Genre: Magical Realism/Mystery
Publication Date: September 23, 2015
Story Perspective: Alternating Third-Person
Themes: Secrets, Suicide, Betrayal, Identity, Family
Anita Naakka jumps in front of a moving train and leaves behind a distraught and lonely daughter. Now, Norma has to carry on the secret of her magical hair on her own.
Unsure as to why her mother committed suicide, Norma begins to sift through Anita’s belongings. When she finds secretive video files, the young woman realizes that her mother’s obsession with Norma’s health was done more than out of love. Though seemingly unreal, her mother was involved in something so secretive, and perhaps illegal, that now Norma’s life is at risk.
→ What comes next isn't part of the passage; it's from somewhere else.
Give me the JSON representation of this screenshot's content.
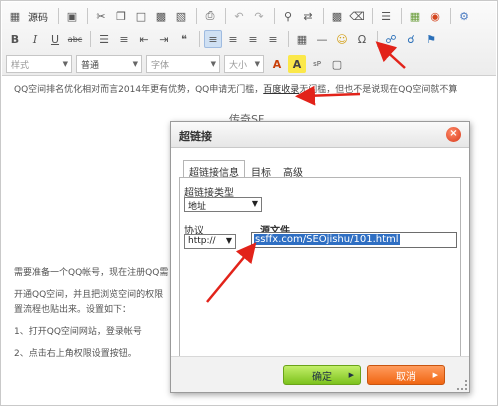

This was another book that I read as a buddy read with two fellow booklovers on OnlineBookClub.org.
Though the premise is intriguing, I’m afraid the presentation was lacking in several areas. I do realize that the original language of Norma is Finnish, not English, so perhaps that contributed to its poor execution. However, I can only review this book in the English translation I read.
Starting with the characters, I found every one of them to be flat and underdeveloped. Most had one personality trait and stuck with it until the end. There was no real growth from anyone, and to be honest, no one was really likable. For me, I need to have at least one likable character in every book I read. Too bad this wasn’t the case here.
With its plot, I really had to push myself to continue. There really was no suspense or intrigue throughout. I was able to identify which scenes I thought were meant to be action-filled, but I felt nothing. As far as the magical realism is concerned, this also was lacking. Yes, the constantly growing hair and its varying abilities is an interesting concept, but it seemed almost secondary to the plot and could’ve been so much more than what it was. Lastly, the ending! The author, throughout, seemed to have wanted to share a message rather than share a story with her audience in regards to the treatment of women. Not only was this poorly done, but the abrupt ending made absolutely no sense with what seemed to have been the author’s message.
Perhaps looking at the writing isn’t fair as this is a translated copy, however, it wasn’t to my liking. There were portions of the story where the reader is following the characters in present-day, then there were video files that spoke about the past. These videos were meant to help Norma piece together what happened to her mother. Unfortunately, a lot of it was added confusion and several one-dimensional character names bounced around.
Overall, Norma was a promising read, but failed in its execution and one that I did not enjoy.
I would not recommend the English translation of this book.
Was this a book of my choosing or one for review?
54 out of 50 books of my choosing for 2018!